**MATERIAL PROVIDED**
※
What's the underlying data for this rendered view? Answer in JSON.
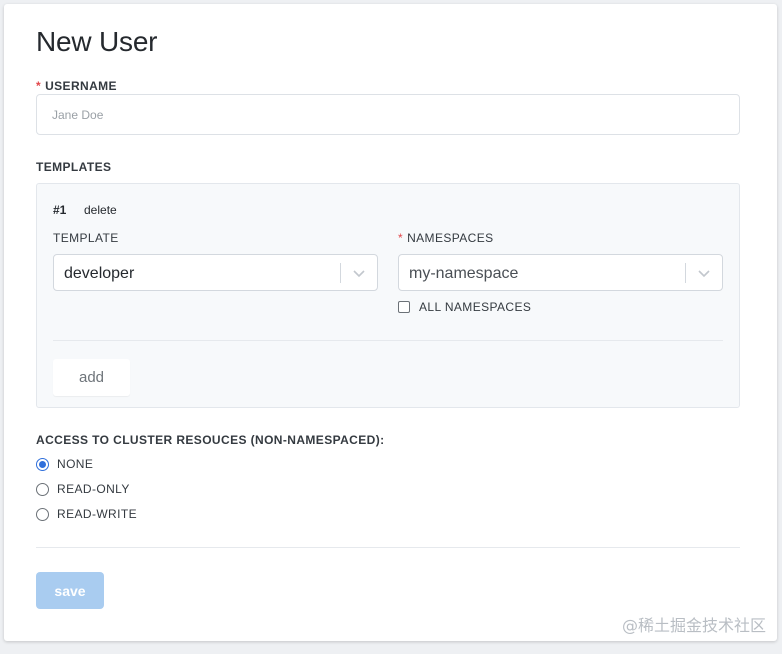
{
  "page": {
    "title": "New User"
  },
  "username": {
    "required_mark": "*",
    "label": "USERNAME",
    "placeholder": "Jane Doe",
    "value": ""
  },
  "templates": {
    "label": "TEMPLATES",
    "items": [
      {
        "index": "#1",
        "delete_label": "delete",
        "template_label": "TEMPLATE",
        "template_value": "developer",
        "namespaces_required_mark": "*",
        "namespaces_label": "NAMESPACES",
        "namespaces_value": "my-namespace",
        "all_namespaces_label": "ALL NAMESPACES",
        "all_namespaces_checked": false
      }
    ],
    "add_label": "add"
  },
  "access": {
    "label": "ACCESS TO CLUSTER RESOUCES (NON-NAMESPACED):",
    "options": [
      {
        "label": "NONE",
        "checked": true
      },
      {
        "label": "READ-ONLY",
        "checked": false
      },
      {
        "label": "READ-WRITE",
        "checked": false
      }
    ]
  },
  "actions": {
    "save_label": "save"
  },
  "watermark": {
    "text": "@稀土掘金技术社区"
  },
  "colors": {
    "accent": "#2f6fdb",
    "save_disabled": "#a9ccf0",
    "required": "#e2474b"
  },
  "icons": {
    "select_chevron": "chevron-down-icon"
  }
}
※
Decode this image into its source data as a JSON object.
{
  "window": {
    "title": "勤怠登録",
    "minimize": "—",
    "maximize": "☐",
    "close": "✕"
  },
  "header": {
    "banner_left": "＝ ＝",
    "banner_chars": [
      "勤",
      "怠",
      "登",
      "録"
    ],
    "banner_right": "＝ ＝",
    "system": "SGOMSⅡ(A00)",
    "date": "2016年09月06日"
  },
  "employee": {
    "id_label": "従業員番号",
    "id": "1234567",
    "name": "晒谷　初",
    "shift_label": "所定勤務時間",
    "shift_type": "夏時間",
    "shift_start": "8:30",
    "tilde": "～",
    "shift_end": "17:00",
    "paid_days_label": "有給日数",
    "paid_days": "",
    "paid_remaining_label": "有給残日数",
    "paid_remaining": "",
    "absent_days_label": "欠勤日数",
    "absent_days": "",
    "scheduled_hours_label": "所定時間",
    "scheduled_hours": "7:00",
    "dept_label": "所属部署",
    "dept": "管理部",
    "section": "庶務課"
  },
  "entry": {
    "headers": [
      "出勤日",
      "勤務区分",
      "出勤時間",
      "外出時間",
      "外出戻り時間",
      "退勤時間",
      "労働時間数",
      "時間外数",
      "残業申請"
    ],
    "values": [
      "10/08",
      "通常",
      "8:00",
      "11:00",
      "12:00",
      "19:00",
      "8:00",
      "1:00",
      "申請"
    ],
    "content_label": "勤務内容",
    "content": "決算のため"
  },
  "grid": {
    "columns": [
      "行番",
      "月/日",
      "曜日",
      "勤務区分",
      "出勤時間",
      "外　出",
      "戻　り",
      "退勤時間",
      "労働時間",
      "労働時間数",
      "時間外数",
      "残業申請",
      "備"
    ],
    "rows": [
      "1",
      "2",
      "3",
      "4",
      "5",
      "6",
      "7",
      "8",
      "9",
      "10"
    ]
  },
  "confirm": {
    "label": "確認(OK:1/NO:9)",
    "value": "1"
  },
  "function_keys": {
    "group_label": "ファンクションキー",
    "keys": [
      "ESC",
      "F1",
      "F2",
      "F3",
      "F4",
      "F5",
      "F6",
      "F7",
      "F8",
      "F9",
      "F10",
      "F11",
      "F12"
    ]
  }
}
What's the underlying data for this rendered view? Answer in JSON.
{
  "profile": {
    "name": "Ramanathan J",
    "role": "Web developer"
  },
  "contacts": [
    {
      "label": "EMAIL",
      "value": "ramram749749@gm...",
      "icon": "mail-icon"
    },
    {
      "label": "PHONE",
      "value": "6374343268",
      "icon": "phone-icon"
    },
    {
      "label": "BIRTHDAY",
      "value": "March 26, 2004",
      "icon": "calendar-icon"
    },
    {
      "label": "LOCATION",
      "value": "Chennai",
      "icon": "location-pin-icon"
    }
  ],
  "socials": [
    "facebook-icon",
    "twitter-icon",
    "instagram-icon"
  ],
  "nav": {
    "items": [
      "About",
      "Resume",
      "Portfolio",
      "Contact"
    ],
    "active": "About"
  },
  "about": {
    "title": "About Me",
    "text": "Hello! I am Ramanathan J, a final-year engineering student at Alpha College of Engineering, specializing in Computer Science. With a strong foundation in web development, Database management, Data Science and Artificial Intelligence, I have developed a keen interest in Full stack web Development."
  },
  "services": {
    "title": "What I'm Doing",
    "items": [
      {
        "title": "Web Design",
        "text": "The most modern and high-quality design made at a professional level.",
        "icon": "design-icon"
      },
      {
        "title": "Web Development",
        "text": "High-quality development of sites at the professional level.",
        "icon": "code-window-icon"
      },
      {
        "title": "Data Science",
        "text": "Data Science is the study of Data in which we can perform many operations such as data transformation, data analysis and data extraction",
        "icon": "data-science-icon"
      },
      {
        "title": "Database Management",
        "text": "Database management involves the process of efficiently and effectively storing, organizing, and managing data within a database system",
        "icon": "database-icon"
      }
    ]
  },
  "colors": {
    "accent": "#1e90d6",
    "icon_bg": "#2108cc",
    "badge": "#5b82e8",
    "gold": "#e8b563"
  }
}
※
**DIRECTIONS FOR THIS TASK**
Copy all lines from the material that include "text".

**WRITTEN RESPONSE**
    "text": "@稀土掘金技术社区"
    "text": "Hello! I am Ramanathan J, a final-year engineering student at Alpha College of Engineering, specializing in Computer Science. With a strong foundation in web development, Database management, Data Science and Artificial Intelligence, I have developed a keen interest in Full stack web Development."
        "text": "The most modern and high-quality design made at a professional level.",
        "text": "High-quality development of sites at the professional level.",
        "text": "Data Science is the study of Data in which we can perform many operations such as data transformation, data analysis and data extraction",
        "text": "Database management involves the process of efficiently and effectively storing, organizing, and managing data within a database system",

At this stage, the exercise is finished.